Describe diatoms and the characteristics of fast-growing species, and are any available commercially?
Diatoms are classed as eukaryotic algae and are common type of phytoplankton. Most diatoms have a unicellular structure although they can have various shapes when they collect in colonies, for example, ribbons, stellates, fans, zigzags, or filaments. Diatoms have a characteristic encasement within a cell wall called a frustule made of silica, which is the chemical compound hydrate silicon dioxide SiO2 and is commonly found in nature as sand and quartz along with diatoms.
Diatoms are producers, meaning they are a primary food source within the food chain (similar to plants being a primary food source), with fossil evidence of their existence dating as far back as the Jurassic Period.
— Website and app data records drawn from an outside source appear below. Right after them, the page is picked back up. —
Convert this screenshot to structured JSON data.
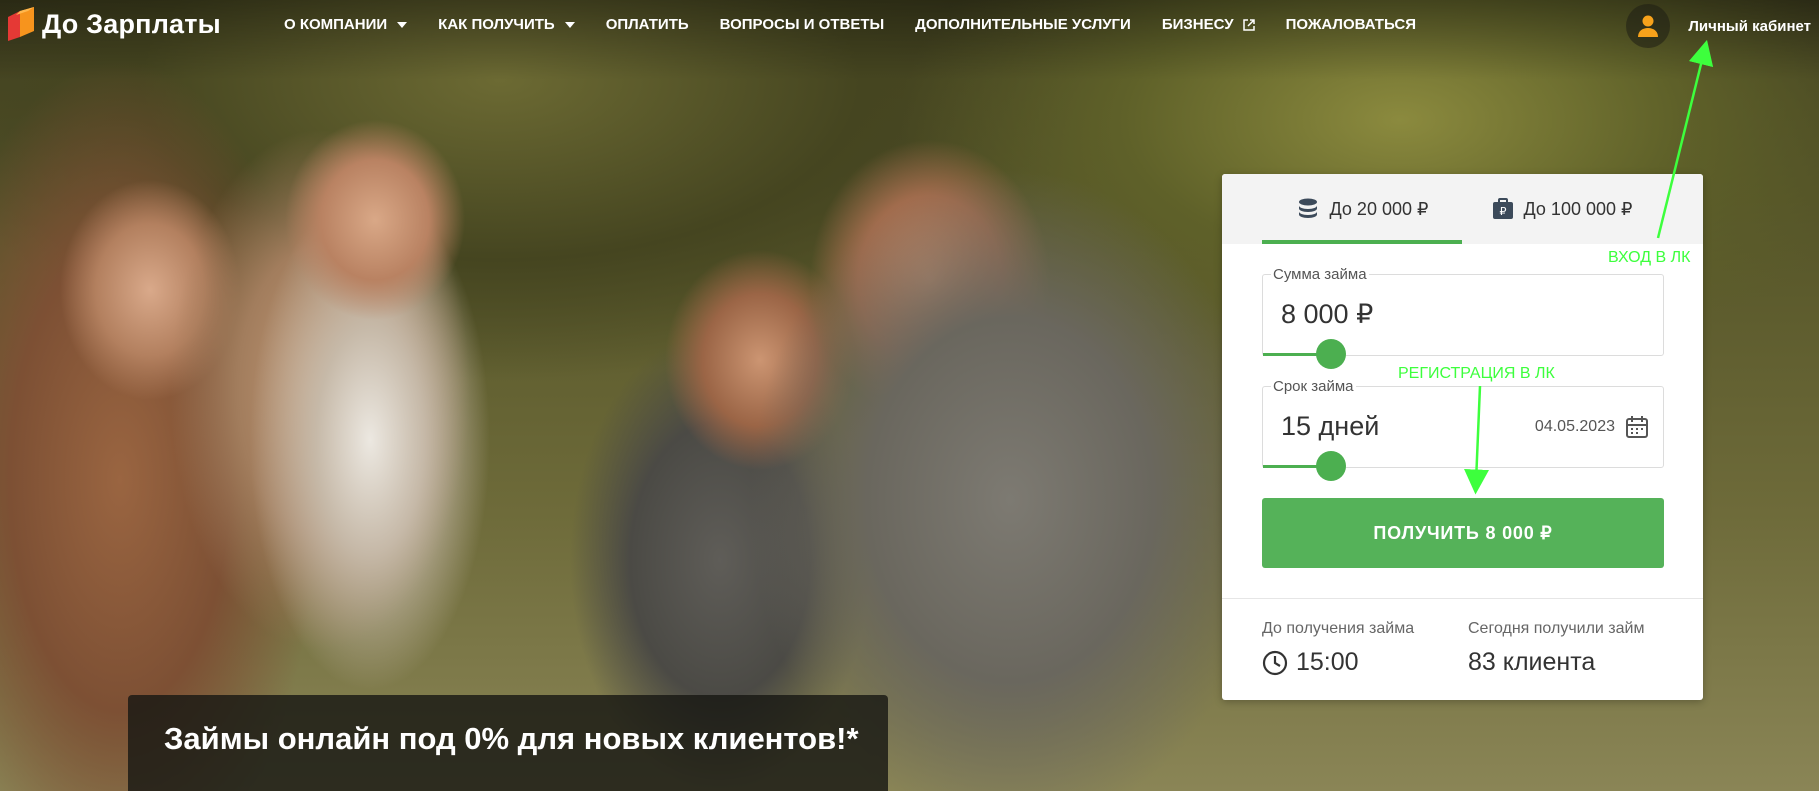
{
  "brand": {
    "name": "До Зарплаты",
    "logo_colors": [
      "#f7941d",
      "#e53935"
    ]
  },
  "nav": {
    "items": [
      {
        "label": "О КОМПАНИИ",
        "has_dropdown": true
      },
      {
        "label": "КАК ПОЛУЧИТЬ",
        "has_dropdown": true
      },
      {
        "label": "ОПЛАТИТЬ",
        "has_dropdown": false
      },
      {
        "label": "ВОПРОСЫ И ОТВЕТЫ",
        "has_dropdown": false
      },
      {
        "label": "ДОПОЛНИТЕЛЬНЫЕ УСЛУГИ",
        "has_dropdown": false
      },
      {
        "label": "БИЗНЕСУ",
        "has_external": true
      },
      {
        "label": "ПОЖАЛОВАТЬСЯ",
        "has_dropdown": false
      }
    ]
  },
  "account": {
    "label": "Личный кабинет",
    "icon": "user-icon",
    "icon_color": "#f7a21b"
  },
  "widget": {
    "tabs": [
      {
        "label": "До 20 000 ₽",
        "icon": "coins-icon",
        "active": true
      },
      {
        "label": "До 100 000 ₽",
        "icon": "briefcase-ruble-icon",
        "active": false
      }
    ],
    "amount": {
      "label": "Сумма займа",
      "value": "8 000 ₽",
      "slider_fraction": 0.17
    },
    "term": {
      "label": "Срок займа",
      "value": "15 дней",
      "date": "04.05.2023",
      "slider_fraction": 0.17
    },
    "cta_label": "ПОЛУЧИТЬ 8 000 ₽",
    "accent_color": "#4caf50",
    "stats": [
      {
        "label": "До получения займа",
        "value": "15:00",
        "icon": "clock-icon"
      },
      {
        "label": "Сегодня получили займ",
        "value": "83 клиента"
      }
    ]
  },
  "banner": {
    "text": "Займы онлайн под 0% для новых клиентов!*"
  },
  "annotations": {
    "login": "ВХОД В ЛК",
    "register": "РЕГИСТРАЦИЯ В ЛК",
    "color": "#3dff3d"
  }
}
Fast-growing species in productive environments build up biomass until grazing pressure leads to niche iron depletion, whereas large diatoms are found in areas where grazing pressure is heavy relative to niche iron limits. Diatoms are most often sold commercially for aquarium use. PetStore.com sells 1 pound bags of diatoms as hydrated amorphous silica (or opal), which it recommends for aquariums.